Start of Block
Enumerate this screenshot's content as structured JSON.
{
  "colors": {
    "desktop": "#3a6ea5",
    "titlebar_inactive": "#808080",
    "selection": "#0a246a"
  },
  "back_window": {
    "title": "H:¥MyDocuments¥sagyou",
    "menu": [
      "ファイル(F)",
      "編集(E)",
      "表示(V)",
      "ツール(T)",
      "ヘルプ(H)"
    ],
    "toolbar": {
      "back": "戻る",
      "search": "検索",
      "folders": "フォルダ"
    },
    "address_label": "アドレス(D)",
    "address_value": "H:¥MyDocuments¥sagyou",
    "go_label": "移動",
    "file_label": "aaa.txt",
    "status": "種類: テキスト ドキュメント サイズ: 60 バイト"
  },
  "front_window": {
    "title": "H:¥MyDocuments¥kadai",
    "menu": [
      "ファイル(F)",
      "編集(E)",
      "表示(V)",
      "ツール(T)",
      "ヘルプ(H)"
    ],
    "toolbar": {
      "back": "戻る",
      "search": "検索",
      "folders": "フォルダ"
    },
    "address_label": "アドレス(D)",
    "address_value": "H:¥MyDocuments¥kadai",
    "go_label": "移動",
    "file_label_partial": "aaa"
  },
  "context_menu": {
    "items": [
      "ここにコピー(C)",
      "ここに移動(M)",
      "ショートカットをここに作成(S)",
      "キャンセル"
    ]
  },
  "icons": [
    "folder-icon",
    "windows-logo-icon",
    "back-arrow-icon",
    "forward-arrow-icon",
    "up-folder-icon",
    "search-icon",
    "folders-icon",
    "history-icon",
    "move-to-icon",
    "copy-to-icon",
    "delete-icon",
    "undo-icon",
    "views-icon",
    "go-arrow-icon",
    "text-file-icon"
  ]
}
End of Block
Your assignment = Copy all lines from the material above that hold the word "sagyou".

Solution to the exercise =
    "title": "H:¥MyDocuments¥sagyou",
    "address_value": "H:¥MyDocuments¥sagyou",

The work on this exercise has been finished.